DESCRIPTION OF THE TASK:
Report only the number of lines that contain the string "Dammböschung" in the records below.

DATA FOR PROCESSING:

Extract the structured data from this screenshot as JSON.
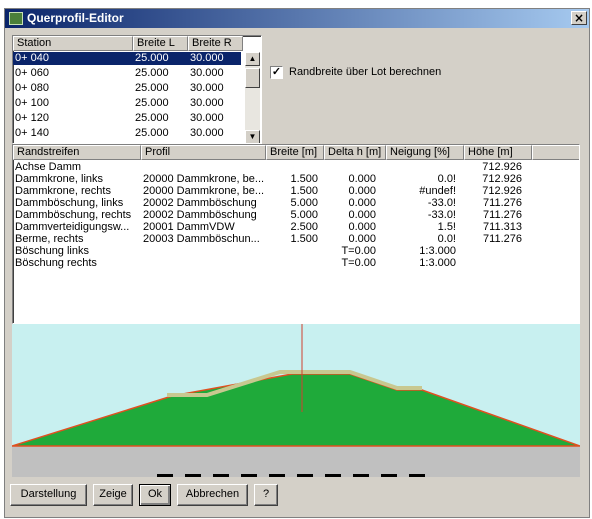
{
  "window": {
    "title": "Querprofil-Editor",
    "close_glyph": "×"
  },
  "stations": {
    "headers": [
      "Station",
      "Breite L",
      "Breite R"
    ],
    "rows": [
      [
        "0+ 040",
        "25.000",
        "30.000"
      ],
      [
        "0+ 060",
        "25.000",
        "30.000"
      ],
      [
        "0+ 080",
        "25.000",
        "30.000"
      ],
      [
        "0+ 100",
        "25.000",
        "30.000"
      ],
      [
        "0+ 120",
        "25.000",
        "30.000"
      ],
      [
        "0+ 140",
        "25.000",
        "30.000"
      ]
    ],
    "selected_index": 0
  },
  "options": {
    "randbreite_label": "Randbreite über Lot berechnen",
    "randbreite_checked": true,
    "check_glyph": "✓"
  },
  "randstreifen": {
    "headers": [
      "Randstreifen",
      "Profil",
      "Breite [m]",
      "Delta h [m]",
      "Neigung [%]",
      "Höhe [m]"
    ],
    "rows": [
      [
        "Achse Damm",
        "",
        "",
        "",
        "",
        "712.926"
      ],
      [
        "Dammkrone, links",
        "20000 Dammkrone, be...",
        "1.500",
        "0.000",
        "0.0!",
        "712.926"
      ],
      [
        "Dammkrone, rechts",
        "20000 Dammkrone, be...",
        "1.500",
        "0.000",
        "#undef!",
        "712.926"
      ],
      [
        "Dammböschung, links",
        "20002 Dammböschung",
        "5.000",
        "0.000",
        "-33.0!",
        "711.276"
      ],
      [
        "Dammböschung, rechts",
        "20002 Dammböschung",
        "5.000",
        "0.000",
        "-33.0!",
        "711.276"
      ],
      [
        "Dammverteidigungsw...",
        "20001 DammVDW",
        "2.500",
        "0.000",
        "1.5!",
        "711.313"
      ],
      [
        "Berme, rechts",
        "20003 Dammböschun...",
        "1.500",
        "0.000",
        "0.0!",
        "711.276"
      ],
      [
        "Böschung links",
        "",
        "",
        "T=0.00",
        "1:3.000",
        ""
      ],
      [
        "Böschung rechts",
        "",
        "",
        "T=0.00",
        "1:3.000",
        ""
      ]
    ]
  },
  "profile_colors": {
    "sky": "#c8f0f0",
    "fill": "#1faa3a",
    "outline": "#e05020",
    "crest": "#c8c890",
    "ground": "#c0c0c0",
    "axis": "#d04030"
  },
  "buttons": {
    "darstellung": "Darstellung",
    "zeige": "Zeige",
    "ok": "Ok",
    "abbrechen": "Abbrechen",
    "help": "?"
  }
}
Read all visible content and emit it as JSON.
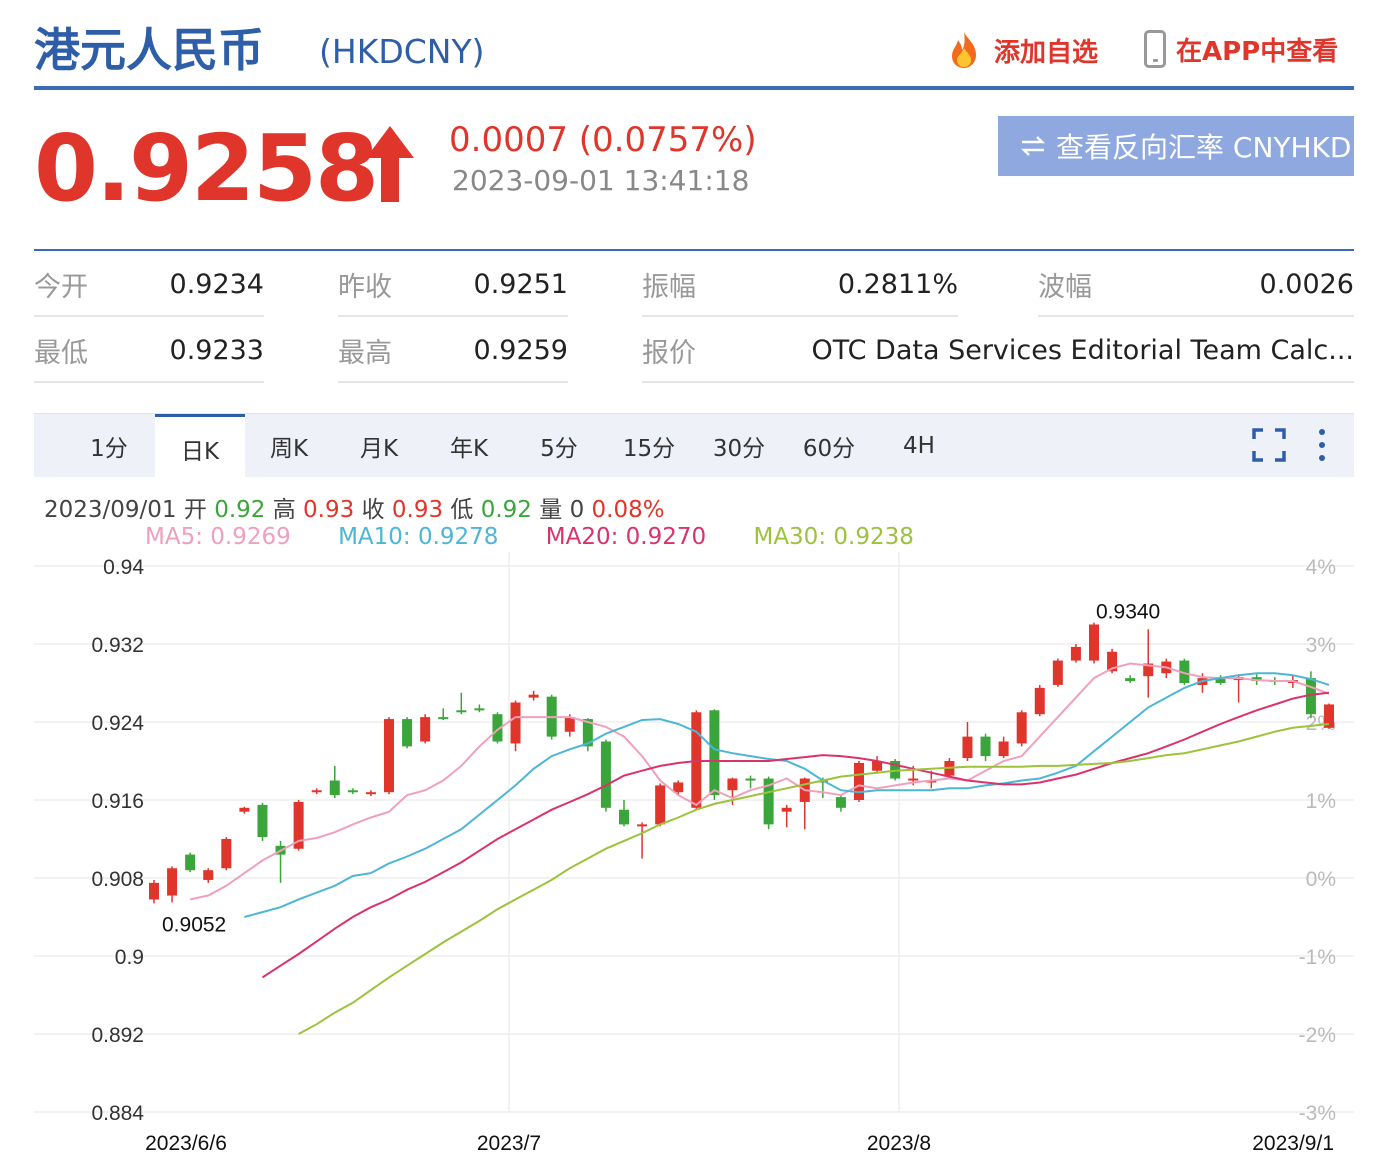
{
  "header": {
    "title": "港元人民币",
    "symbol": "(HKDCNY)",
    "add_watchlist": "添加自选",
    "view_in_app": "在APP中查看"
  },
  "quote": {
    "price": "0.9258",
    "change": "0.0007 (0.0757%)",
    "time": "2023-09-01 13:41:18",
    "reverse_button": "查看反向汇率 CNYHKD",
    "up_color": "#e0352b"
  },
  "stats": {
    "open_label": "今开",
    "open": "0.9234",
    "prev_close_label": "昨收",
    "prev_close": "0.9251",
    "amplitude_label": "振幅",
    "amplitude": "0.2811%",
    "range_label": "波幅",
    "range": "0.0026",
    "low_label": "最低",
    "low": "0.9233",
    "high_label": "最高",
    "high": "0.9259",
    "quote_label": "报价",
    "quote_source": "OTC Data Services Editorial Team Calc..."
  },
  "tabs": [
    "1分",
    "日K",
    "周K",
    "月K",
    "年K",
    "5分",
    "15分",
    "30分",
    "60分",
    "4H"
  ],
  "active_tab": "日K",
  "ohlc": {
    "date": "2023/09/01",
    "open_label": "开",
    "open": "0.92",
    "high_label": "高",
    "high": "0.93",
    "close_label": "收",
    "close": "0.93",
    "low_label": "低",
    "low": "0.92",
    "vol_label": "量",
    "vol": "0",
    "pct": "0.08%"
  },
  "ma": {
    "ma5": "MA5: 0.9269",
    "ma10": "MA10: 0.9278",
    "ma20": "MA20: 0.9270",
    "ma30": "MA30: 0.9238",
    "ma5_color": "#f0a0bc",
    "ma10_color": "#4db6d6",
    "ma20_color": "#d9336b",
    "ma30_color": "#9dc23b"
  },
  "chart_data": {
    "type": "candlestick",
    "y_ticks": [
      "0.94",
      "0.932",
      "0.924",
      "0.916",
      "0.908",
      "0.9",
      "0.892",
      "0.884"
    ],
    "y_ticks_right": [
      "4%",
      "3%",
      "2%",
      "1%",
      "0%",
      "-1%",
      "-2%",
      "-3%"
    ],
    "x_ticks": [
      "2023/6/6",
      "2023/7",
      "2023/8",
      "2023/9/1"
    ],
    "ylim": [
      0.884,
      0.94
    ],
    "annotations": [
      {
        "text": "0.9052",
        "value": 0.9052
      },
      {
        "text": "0.9340",
        "value": 0.934
      }
    ],
    "up_color": "#e0352b",
    "down_color": "#3aa53a",
    "candles": [
      [
        0.9058,
        0.9075,
        0.9054,
        0.9078
      ],
      [
        0.9062,
        0.909,
        0.9055,
        0.9092
      ],
      [
        0.9104,
        0.9088,
        0.9086,
        0.9106
      ],
      [
        0.9078,
        0.9088,
        0.9075,
        0.909
      ],
      [
        0.909,
        0.912,
        0.9088,
        0.9122
      ],
      [
        0.9148,
        0.9152,
        0.9146,
        0.9153
      ],
      [
        0.9155,
        0.9122,
        0.9118,
        0.9157
      ],
      [
        0.9113,
        0.9104,
        0.9075,
        0.9118
      ],
      [
        0.911,
        0.9158,
        0.9108,
        0.916
      ],
      [
        0.9168,
        0.917,
        0.9166,
        0.9172
      ],
      [
        0.918,
        0.9165,
        0.9162,
        0.9195
      ],
      [
        0.917,
        0.9168,
        0.9166,
        0.9172
      ],
      [
        0.9166,
        0.9168,
        0.9164,
        0.917
      ],
      [
        0.9168,
        0.9243,
        0.9166,
        0.9245
      ],
      [
        0.9243,
        0.9215,
        0.9213,
        0.9245
      ],
      [
        0.922,
        0.9245,
        0.9218,
        0.9248
      ],
      [
        0.9245,
        0.9244,
        0.9242,
        0.9254
      ],
      [
        0.9252,
        0.925,
        0.9248,
        0.927
      ],
      [
        0.9254,
        0.9252,
        0.925,
        0.9258
      ],
      [
        0.9248,
        0.922,
        0.9218,
        0.925
      ],
      [
        0.9218,
        0.926,
        0.921,
        0.9262
      ],
      [
        0.9265,
        0.9268,
        0.9262,
        0.9272
      ],
      [
        0.9266,
        0.9225,
        0.9222,
        0.9268
      ],
      [
        0.923,
        0.9245,
        0.9225,
        0.9248
      ],
      [
        0.9243,
        0.9215,
        0.921,
        0.9244
      ],
      [
        0.922,
        0.9152,
        0.9148,
        0.9222
      ],
      [
        0.915,
        0.9135,
        0.9133,
        0.916
      ],
      [
        0.9135,
        0.9135,
        0.91,
        0.9137
      ],
      [
        0.9135,
        0.9175,
        0.9133,
        0.9177
      ],
      [
        0.9168,
        0.9178,
        0.9165,
        0.918
      ],
      [
        0.9152,
        0.925,
        0.915,
        0.9252
      ],
      [
        0.9252,
        0.9165,
        0.916,
        0.9253
      ],
      [
        0.917,
        0.9182,
        0.9155,
        0.9183
      ],
      [
        0.9182,
        0.918,
        0.9172,
        0.9185
      ],
      [
        0.9182,
        0.9135,
        0.913,
        0.9184
      ],
      [
        0.9148,
        0.9152,
        0.9132,
        0.9155
      ],
      [
        0.9158,
        0.9182,
        0.913,
        0.9183
      ],
      [
        0.918,
        0.9178,
        0.9162,
        0.9183
      ],
      [
        0.9163,
        0.9152,
        0.9148,
        0.9165
      ],
      [
        0.916,
        0.9198,
        0.9158,
        0.92
      ],
      [
        0.919,
        0.92,
        0.9188,
        0.9205
      ],
      [
        0.92,
        0.9182,
        0.918,
        0.9202
      ],
      [
        0.918,
        0.9182,
        0.9175,
        0.9195
      ],
      [
        0.918,
        0.918,
        0.9172,
        0.919
      ],
      [
        0.9185,
        0.92,
        0.9183,
        0.9203
      ],
      [
        0.9203,
        0.9225,
        0.92,
        0.924
      ],
      [
        0.9225,
        0.9205,
        0.92,
        0.9228
      ],
      [
        0.9205,
        0.922,
        0.9203,
        0.9225
      ],
      [
        0.9218,
        0.925,
        0.9215,
        0.9252
      ],
      [
        0.9248,
        0.9275,
        0.9246,
        0.9278
      ],
      [
        0.9278,
        0.9303,
        0.9276,
        0.9305
      ],
      [
        0.9303,
        0.9317,
        0.9301,
        0.932
      ],
      [
        0.9303,
        0.934,
        0.93,
        0.9342
      ],
      [
        0.9292,
        0.9312,
        0.929,
        0.9315
      ],
      [
        0.9285,
        0.9282,
        0.928,
        0.9288
      ],
      [
        0.9287,
        0.93,
        0.9265,
        0.9335
      ],
      [
        0.929,
        0.9302,
        0.9285,
        0.9305
      ],
      [
        0.9303,
        0.928,
        0.9278,
        0.9305
      ],
      [
        0.9278,
        0.9285,
        0.927,
        0.929
      ],
      [
        0.9285,
        0.928,
        0.9278,
        0.9288
      ],
      [
        0.9283,
        0.9286,
        0.926,
        0.9289
      ],
      [
        0.9286,
        0.9282,
        0.9278,
        0.9289
      ],
      [
        0.9283,
        0.9282,
        0.9278,
        0.9286
      ],
      [
        0.928,
        0.9283,
        0.9275,
        0.9288
      ],
      [
        0.9285,
        0.9248,
        0.9244,
        0.9292
      ],
      [
        0.9234,
        0.9258,
        0.9233,
        0.9259
      ]
    ],
    "ma5": [
      0.9058,
      0.9062,
      0.9072,
      0.9085,
      0.9098,
      0.9108,
      0.9118,
      0.9121,
      0.9127,
      0.9135,
      0.9142,
      0.9148,
      0.9165,
      0.917,
      0.918,
      0.9195,
      0.9215,
      0.9232,
      0.9245,
      0.9245,
      0.9245,
      0.9245,
      0.924,
      0.9235,
      0.9225,
      0.9205,
      0.918,
      0.9165,
      0.9155,
      0.917,
      0.9162,
      0.917,
      0.9175,
      0.9182,
      0.917,
      0.9168,
      0.9165,
      0.9175,
      0.9172,
      0.9175,
      0.9178,
      0.918,
      0.9182,
      0.918,
      0.919,
      0.92,
      0.9205,
      0.9225,
      0.9245,
      0.9265,
      0.9285,
      0.9295,
      0.93,
      0.9298,
      0.9296,
      0.929,
      0.9286,
      0.9285,
      0.9285,
      0.9283,
      0.9282,
      0.9282,
      0.9276,
      0.9269
    ],
    "ma10": [
      0.904,
      0.9045,
      0.905,
      0.9058,
      0.9065,
      0.9072,
      0.9082,
      0.9085,
      0.9095,
      0.9102,
      0.911,
      0.912,
      0.913,
      0.9145,
      0.916,
      0.9175,
      0.9192,
      0.9205,
      0.9212,
      0.9218,
      0.9228,
      0.9235,
      0.9242,
      0.9243,
      0.9238,
      0.923,
      0.9212,
      0.9208,
      0.9205,
      0.9202,
      0.92,
      0.9192,
      0.918,
      0.917,
      0.9168,
      0.917,
      0.917,
      0.917,
      0.917,
      0.9172,
      0.9172,
      0.9175,
      0.9177,
      0.918,
      0.9182,
      0.9188,
      0.9195,
      0.921,
      0.9225,
      0.924,
      0.9255,
      0.9265,
      0.9275,
      0.9282,
      0.9285,
      0.9288,
      0.929,
      0.929,
      0.9288,
      0.9284,
      0.9278
    ],
    "ma20": [
      0.8978,
      0.899,
      0.9002,
      0.9015,
      0.9028,
      0.904,
      0.905,
      0.9058,
      0.9068,
      0.9076,
      0.9086,
      0.9096,
      0.9108,
      0.912,
      0.913,
      0.914,
      0.915,
      0.9158,
      0.9166,
      0.9175,
      0.9185,
      0.919,
      0.9195,
      0.9198,
      0.92,
      0.92,
      0.92,
      0.92,
      0.92,
      0.9202,
      0.9204,
      0.9206,
      0.9205,
      0.9203,
      0.92,
      0.9196,
      0.9192,
      0.9188,
      0.9184,
      0.918,
      0.9178,
      0.9176,
      0.9176,
      0.9178,
      0.9182,
      0.9186,
      0.9192,
      0.9198,
      0.9203,
      0.9208,
      0.9215,
      0.9222,
      0.923,
      0.9238,
      0.9245,
      0.9252,
      0.9258,
      0.9264,
      0.9268,
      0.927
    ],
    "ma30": [
      0.892,
      0.893,
      0.8942,
      0.8952,
      0.8965,
      0.8978,
      0.899,
      0.9002,
      0.9014,
      0.9025,
      0.9036,
      0.9048,
      0.9058,
      0.9068,
      0.9078,
      0.909,
      0.91,
      0.911,
      0.9118,
      0.9126,
      0.9135,
      0.9142,
      0.915,
      0.9156,
      0.916,
      0.9164,
      0.9168,
      0.9172,
      0.9176,
      0.918,
      0.9184,
      0.9186,
      0.9188,
      0.919,
      0.9191,
      0.9192,
      0.9193,
      0.9194,
      0.9194,
      0.9194,
      0.9194,
      0.9195,
      0.9195,
      0.9196,
      0.9197,
      0.9198,
      0.92,
      0.9203,
      0.9206,
      0.9208,
      0.9212,
      0.9216,
      0.922,
      0.9225,
      0.923,
      0.9234,
      0.9236,
      0.9238
    ]
  }
}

RESULT:
4